Across the river, the Harvard Institute of Learning in Retirement (HILR), a peer-teaching program with more than 500 participants is now so popular that it turns away people. Brandeis has its own version, the Bernard Osher Lifelong Learning Institute (Bolli), and there are dozens of other continuing-ed programs open to everyone — including senior citizens — at schools all over Greater Boston.
After years spent toiling in offices, raising families, and paying taxes, the Evergreen students seem thrilled to be back at school. It's as though they've come full circle — arriving back at the last time they felt free of responsibility. Unlike their late-teen undergraduate counterparts, though, they haven't got the pressures of young adulthood looming over them.
Definitely old school
Lori Wassermann, a slender 67-year-old with brown pixie-cut hair, has been attending Evergreen seminars for nearly four years. She's been to lectures on film, jazz, architecture, and American lit, and plans to audit music courses at BU once she retires.
No stranger to academia, Wassermann has two graduate degrees from Harvard and a double major in English and math from Pennsylvania's Bucknell University.
When she decided to continue her studies, she chose Evergreen because it was affordable and gave her access to BU professors, as opposed to, say HILR and other peer programs, where "members" teach and mentor each other.
"The BU one suits me so well," she says, seated in a study lounge upstairs at the GSU. "They don't talk down to you; they assume that the people are bright, and so you learn a lot. It isn't just a time filler. A lot of programs just sort of assume retirees only want to know about trips they can take."
Apart from the professors, the Evergreeners themselves attract Wassermann to the program. "I'm fascinated by the people who attend," she says. "I think the audience questions are amazing and educated, and I'm so impressed by the kinds of people we have in the Boston area."

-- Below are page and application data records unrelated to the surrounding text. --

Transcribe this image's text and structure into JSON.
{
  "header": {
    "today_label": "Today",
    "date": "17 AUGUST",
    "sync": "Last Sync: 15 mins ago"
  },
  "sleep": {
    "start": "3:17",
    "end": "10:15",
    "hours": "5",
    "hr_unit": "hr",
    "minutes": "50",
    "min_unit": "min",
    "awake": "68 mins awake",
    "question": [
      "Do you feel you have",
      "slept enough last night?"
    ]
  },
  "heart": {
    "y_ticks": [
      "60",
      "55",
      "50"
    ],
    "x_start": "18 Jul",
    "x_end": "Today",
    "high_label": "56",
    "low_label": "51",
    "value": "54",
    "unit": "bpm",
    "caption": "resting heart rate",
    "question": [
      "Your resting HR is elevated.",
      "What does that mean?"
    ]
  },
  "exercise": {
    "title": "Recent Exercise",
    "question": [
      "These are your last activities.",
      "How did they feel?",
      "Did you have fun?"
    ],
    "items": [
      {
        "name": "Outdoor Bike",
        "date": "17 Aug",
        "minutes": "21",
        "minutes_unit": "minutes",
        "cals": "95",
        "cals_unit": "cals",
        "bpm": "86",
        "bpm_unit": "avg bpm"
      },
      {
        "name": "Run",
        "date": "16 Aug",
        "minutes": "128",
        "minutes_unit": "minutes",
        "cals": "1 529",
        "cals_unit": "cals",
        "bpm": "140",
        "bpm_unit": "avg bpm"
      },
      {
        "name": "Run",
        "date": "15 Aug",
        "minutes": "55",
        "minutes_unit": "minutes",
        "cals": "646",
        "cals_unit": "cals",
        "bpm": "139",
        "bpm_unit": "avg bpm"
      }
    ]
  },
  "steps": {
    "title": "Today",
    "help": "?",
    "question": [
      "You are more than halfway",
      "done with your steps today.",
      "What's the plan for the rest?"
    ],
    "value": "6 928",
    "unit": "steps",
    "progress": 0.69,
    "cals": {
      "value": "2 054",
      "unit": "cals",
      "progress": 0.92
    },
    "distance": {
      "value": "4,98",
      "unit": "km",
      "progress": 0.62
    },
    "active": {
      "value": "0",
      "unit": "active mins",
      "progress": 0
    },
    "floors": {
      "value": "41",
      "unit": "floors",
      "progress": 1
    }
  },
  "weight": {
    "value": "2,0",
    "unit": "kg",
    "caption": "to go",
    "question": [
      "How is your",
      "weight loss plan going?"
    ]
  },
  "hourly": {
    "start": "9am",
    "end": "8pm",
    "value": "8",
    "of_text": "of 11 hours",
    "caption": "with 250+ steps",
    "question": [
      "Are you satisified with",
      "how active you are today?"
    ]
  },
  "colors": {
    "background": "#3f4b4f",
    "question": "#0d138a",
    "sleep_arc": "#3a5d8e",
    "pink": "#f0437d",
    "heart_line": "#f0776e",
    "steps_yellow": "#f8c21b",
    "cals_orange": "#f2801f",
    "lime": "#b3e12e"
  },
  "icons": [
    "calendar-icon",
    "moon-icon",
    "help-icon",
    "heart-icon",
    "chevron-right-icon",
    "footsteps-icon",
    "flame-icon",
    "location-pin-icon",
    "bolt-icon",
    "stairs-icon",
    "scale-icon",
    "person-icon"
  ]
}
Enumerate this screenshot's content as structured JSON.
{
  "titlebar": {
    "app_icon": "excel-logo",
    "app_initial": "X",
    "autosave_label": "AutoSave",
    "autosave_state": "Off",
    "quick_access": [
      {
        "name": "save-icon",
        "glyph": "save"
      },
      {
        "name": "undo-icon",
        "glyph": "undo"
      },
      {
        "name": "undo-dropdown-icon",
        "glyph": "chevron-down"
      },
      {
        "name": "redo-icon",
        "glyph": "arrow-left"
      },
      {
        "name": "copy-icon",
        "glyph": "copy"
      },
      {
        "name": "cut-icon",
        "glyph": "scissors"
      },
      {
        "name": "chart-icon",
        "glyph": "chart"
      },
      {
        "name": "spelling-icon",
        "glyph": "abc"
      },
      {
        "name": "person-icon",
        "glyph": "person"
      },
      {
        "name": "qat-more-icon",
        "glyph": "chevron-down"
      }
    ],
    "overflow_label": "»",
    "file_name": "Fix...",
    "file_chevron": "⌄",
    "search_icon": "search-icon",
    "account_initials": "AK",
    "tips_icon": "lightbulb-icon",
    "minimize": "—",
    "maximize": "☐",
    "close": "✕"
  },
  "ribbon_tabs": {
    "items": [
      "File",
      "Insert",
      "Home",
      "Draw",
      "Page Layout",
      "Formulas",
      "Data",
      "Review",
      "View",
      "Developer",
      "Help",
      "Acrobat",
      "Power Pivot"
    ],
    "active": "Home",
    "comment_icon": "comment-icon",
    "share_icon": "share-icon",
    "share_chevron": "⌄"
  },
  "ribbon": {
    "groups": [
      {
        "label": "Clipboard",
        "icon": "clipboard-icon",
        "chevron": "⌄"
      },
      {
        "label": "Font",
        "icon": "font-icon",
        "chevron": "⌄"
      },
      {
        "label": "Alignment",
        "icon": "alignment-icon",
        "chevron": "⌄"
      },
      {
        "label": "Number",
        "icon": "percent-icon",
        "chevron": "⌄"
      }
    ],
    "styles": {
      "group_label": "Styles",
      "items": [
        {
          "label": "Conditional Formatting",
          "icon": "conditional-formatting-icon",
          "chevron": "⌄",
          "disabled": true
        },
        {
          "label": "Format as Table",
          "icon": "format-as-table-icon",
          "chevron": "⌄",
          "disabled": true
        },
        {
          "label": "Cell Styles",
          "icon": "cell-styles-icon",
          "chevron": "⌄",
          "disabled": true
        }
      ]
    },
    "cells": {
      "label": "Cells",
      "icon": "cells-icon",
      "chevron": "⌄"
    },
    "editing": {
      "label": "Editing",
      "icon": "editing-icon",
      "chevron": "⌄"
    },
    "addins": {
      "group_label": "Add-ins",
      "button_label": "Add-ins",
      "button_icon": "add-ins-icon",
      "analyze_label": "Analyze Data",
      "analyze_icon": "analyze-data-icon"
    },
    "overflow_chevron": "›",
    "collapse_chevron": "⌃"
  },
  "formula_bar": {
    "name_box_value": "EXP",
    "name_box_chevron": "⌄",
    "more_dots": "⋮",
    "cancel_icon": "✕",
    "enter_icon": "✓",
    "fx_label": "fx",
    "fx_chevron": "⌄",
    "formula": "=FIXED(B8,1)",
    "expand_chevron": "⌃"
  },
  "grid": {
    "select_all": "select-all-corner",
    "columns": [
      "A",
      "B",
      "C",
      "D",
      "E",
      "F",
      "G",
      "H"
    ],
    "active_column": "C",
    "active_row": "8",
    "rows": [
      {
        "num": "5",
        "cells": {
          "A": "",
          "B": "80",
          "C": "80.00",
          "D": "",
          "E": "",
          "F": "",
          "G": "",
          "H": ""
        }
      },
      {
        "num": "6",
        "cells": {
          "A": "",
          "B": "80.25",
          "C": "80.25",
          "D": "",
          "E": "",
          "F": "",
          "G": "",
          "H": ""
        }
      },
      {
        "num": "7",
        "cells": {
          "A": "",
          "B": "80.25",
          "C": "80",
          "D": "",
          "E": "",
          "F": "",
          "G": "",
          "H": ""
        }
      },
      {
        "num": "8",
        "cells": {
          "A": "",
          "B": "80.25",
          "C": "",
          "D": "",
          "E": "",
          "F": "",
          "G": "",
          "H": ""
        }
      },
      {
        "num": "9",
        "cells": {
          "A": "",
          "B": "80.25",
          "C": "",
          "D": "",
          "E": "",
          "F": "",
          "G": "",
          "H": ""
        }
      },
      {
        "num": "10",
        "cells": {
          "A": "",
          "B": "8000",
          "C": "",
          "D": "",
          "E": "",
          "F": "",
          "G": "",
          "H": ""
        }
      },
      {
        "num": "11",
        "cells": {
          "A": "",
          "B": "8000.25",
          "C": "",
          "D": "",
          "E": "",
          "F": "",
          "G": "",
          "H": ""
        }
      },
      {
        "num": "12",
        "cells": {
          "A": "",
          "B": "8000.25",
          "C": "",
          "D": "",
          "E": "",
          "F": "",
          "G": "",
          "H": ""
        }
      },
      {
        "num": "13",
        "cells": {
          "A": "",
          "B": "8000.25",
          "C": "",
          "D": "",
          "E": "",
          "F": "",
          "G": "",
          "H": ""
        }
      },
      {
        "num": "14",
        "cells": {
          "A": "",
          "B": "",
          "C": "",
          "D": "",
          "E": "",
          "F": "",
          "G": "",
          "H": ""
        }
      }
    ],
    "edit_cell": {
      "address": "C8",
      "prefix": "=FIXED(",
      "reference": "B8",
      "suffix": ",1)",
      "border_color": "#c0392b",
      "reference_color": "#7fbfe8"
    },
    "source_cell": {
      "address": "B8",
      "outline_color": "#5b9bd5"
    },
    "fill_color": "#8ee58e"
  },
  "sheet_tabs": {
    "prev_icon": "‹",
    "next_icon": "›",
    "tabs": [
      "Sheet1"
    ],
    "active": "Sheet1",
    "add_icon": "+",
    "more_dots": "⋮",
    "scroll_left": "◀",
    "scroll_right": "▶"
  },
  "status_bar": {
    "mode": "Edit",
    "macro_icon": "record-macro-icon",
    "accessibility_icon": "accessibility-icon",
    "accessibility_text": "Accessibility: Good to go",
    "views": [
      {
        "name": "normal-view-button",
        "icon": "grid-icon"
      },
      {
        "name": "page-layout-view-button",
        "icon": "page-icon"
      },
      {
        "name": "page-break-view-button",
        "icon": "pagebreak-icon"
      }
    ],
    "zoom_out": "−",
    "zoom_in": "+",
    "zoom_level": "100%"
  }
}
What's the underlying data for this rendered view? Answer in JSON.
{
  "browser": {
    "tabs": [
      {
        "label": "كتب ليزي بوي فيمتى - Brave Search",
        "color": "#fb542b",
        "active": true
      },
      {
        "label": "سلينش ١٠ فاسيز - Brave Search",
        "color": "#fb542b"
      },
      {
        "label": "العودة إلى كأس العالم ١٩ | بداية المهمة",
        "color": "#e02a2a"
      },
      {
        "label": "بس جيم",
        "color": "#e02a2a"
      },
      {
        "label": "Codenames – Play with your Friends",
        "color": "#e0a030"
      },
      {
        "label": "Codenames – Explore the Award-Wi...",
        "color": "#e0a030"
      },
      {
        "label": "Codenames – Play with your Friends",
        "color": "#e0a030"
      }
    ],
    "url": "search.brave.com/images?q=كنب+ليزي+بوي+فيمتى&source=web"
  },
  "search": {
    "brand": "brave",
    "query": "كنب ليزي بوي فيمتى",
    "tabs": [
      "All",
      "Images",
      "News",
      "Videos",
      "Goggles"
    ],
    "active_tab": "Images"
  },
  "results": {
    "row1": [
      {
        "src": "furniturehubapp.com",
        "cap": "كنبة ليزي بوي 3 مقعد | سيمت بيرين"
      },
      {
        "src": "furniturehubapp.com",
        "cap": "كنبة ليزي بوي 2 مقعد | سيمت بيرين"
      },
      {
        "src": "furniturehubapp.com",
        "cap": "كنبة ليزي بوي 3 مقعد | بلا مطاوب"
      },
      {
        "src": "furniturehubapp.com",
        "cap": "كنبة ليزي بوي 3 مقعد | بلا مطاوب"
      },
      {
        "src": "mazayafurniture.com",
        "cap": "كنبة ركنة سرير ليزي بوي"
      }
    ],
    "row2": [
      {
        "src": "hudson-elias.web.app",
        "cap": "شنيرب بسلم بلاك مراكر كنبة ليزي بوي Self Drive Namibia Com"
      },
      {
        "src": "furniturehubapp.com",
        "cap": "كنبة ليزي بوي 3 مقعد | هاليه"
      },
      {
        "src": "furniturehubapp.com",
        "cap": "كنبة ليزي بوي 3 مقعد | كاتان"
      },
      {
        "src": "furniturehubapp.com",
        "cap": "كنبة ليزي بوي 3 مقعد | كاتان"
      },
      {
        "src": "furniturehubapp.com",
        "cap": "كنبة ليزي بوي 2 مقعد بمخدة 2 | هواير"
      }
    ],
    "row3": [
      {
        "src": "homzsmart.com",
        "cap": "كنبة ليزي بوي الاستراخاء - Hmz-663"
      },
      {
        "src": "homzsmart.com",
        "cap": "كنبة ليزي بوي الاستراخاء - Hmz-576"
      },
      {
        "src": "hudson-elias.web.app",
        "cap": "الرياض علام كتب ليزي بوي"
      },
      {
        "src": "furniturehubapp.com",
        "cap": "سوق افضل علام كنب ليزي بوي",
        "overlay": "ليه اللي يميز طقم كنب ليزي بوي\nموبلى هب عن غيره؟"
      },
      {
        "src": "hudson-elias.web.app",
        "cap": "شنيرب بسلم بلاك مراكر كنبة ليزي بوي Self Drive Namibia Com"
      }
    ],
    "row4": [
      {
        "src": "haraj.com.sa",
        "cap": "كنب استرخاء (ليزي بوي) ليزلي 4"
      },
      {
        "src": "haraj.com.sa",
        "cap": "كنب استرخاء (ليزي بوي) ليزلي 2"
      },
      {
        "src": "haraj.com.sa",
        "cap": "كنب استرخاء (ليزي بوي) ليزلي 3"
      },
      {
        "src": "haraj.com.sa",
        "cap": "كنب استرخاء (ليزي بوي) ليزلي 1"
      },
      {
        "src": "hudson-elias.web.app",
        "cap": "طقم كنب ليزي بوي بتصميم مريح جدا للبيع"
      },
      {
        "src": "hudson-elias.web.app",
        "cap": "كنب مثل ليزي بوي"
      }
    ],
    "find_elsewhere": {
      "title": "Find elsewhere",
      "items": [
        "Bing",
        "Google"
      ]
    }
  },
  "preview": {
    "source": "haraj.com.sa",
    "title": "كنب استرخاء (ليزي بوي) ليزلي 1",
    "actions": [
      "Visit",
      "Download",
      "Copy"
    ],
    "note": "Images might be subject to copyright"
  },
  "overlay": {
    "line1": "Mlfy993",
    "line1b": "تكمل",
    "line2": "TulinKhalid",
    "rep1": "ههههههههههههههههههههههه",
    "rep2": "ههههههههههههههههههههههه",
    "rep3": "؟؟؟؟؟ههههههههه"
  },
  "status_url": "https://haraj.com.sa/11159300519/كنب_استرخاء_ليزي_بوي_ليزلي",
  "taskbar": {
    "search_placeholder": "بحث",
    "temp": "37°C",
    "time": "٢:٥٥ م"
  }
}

Phyllis White, an effervescent former-teacher in her mid 60s, has audited more than 40 courses at BU — at least 10 on art history, every single Middle Eastern–studies class, and dozens on international relations.
"I know so many of the professors; I've become like a groupie to some of them," she says. "I didn't take a class last year because there was nothing left to take. I'd have to repeat. I've had Dr. Ribner. I've had them all."
White describes being in graduate seminars where the Evergreen students outnumbered the graduates 12 to six. She once took an art-history course from a professor whose daughter she'd taught in elementary school.
Despite her ambitious course load, she's not interested in getting another degree.
"Now I just want to go and listen. If I want to read the course material I read it. If I don't, I don't have to."
Seventy-five-year-old Cal Kolbe, the abovementioned woman with snow-white hair, was graduated from BU 50 years ago with a degree in English. Years later, she went back to school and got an MEd.
As a retired academic editor and writer, Kolbe was drawn to BU's Editorial Institute, a full-spectrum program in writing, publication, and literary editing. Since joining Evergreen four years ago, she's audited one course per semester.